→ THE TASK:
Print every record below exactly as it stands, but leave out the pictures.

Page and application data records
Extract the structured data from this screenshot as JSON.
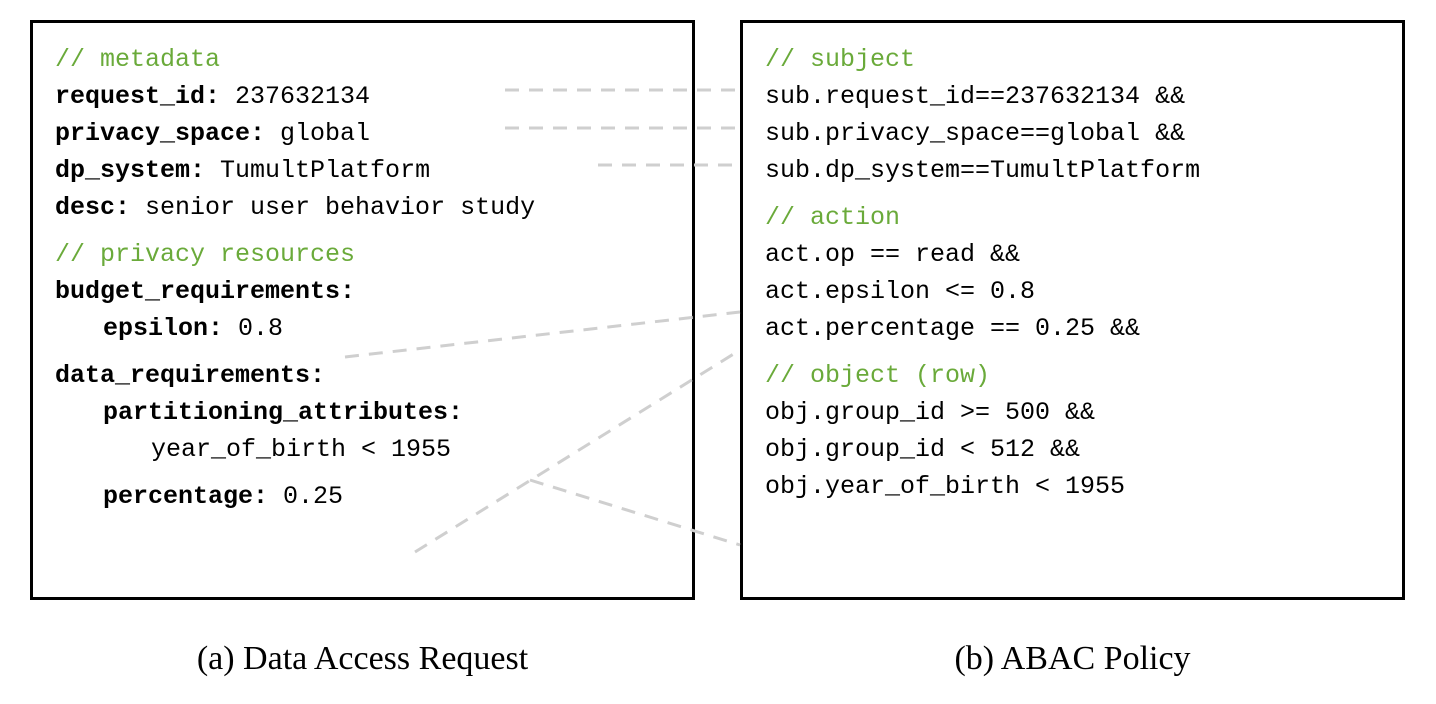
{
  "left": {
    "comment_metadata": "// metadata",
    "request_id_key": "request_id:",
    "request_id_val": " 237632134",
    "privacy_space_key": "privacy_space:",
    "privacy_space_val": " global",
    "dp_system_key": "dp_system:",
    "dp_system_val": " TumultPlatform",
    "desc_key": "desc:",
    "desc_val": " senior user behavior study",
    "comment_privacy": "// privacy resources",
    "budget_key": "budget_requirements:",
    "epsilon_key": "epsilon:",
    "epsilon_val": " 0.8",
    "data_req_key": "data_requirements:",
    "part_attr_key": "partitioning_attributes:",
    "part_attr_val": "year_of_birth < 1955",
    "percentage_key": "percentage:",
    "percentage_val": " 0.25"
  },
  "right": {
    "comment_subject": "// subject",
    "sub_request_id": "sub.request_id==237632134 &&",
    "sub_privacy_space": "sub.privacy_space==global &&",
    "sub_dp_system": "sub.dp_system==TumultPlatform",
    "comment_action": "// action",
    "act_op": "act.op == read &&",
    "act_epsilon": "act.epsilon <= 0.8",
    "act_percentage": "act.percentage == 0.25 &&",
    "comment_object": "// object (row)",
    "obj_group1": "obj.group_id >= 500 &&",
    "obj_group2": "obj.group_id < 512 &&",
    "obj_yob": "obj.year_of_birth < 1955"
  },
  "captions": {
    "left": "(a) Data Access Request",
    "right": "(b) ABAC Policy"
  }
}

→ RESPONSE FOR THIS EXERCISE:
Extract the structured data from this screenshot as JSON.
{
  "left": {
    "comment_metadata": "// metadata",
    "request_id_key": "request_id:",
    "request_id_val": " 237632134",
    "privacy_space_key": "privacy_space:",
    "privacy_space_val": " global",
    "dp_system_key": "dp_system:",
    "dp_system_val": " TumultPlatform",
    "desc_key": "desc:",
    "desc_val": " senior user behavior study",
    "comment_privacy": "// privacy resources",
    "budget_key": "budget_requirements:",
    "epsilon_key": "epsilon:",
    "epsilon_val": " 0.8",
    "data_req_key": "data_requirements:",
    "part_attr_key": "partitioning_attributes:",
    "part_attr_val": "year_of_birth < 1955",
    "percentage_key": "percentage:",
    "percentage_val": " 0.25"
  },
  "right": {
    "comment_subject": "// subject",
    "sub_request_id": "sub.request_id==237632134 &&",
    "sub_privacy_space": "sub.privacy_space==global &&",
    "sub_dp_system": "sub.dp_system==TumultPlatform",
    "comment_action": "// action",
    "act_op": "act.op == read &&",
    "act_epsilon": "act.epsilon <= 0.8",
    "act_percentage": "act.percentage == 0.25 &&",
    "comment_object": "// object (row)",
    "obj_group1": "obj.group_id >= 500 &&",
    "obj_group2": "obj.group_id < 512 &&",
    "obj_yob": "obj.year_of_birth < 1955"
  },
  "captions": {
    "left": "(a) Data Access Request",
    "right": "(b) ABAC Policy"
  }
}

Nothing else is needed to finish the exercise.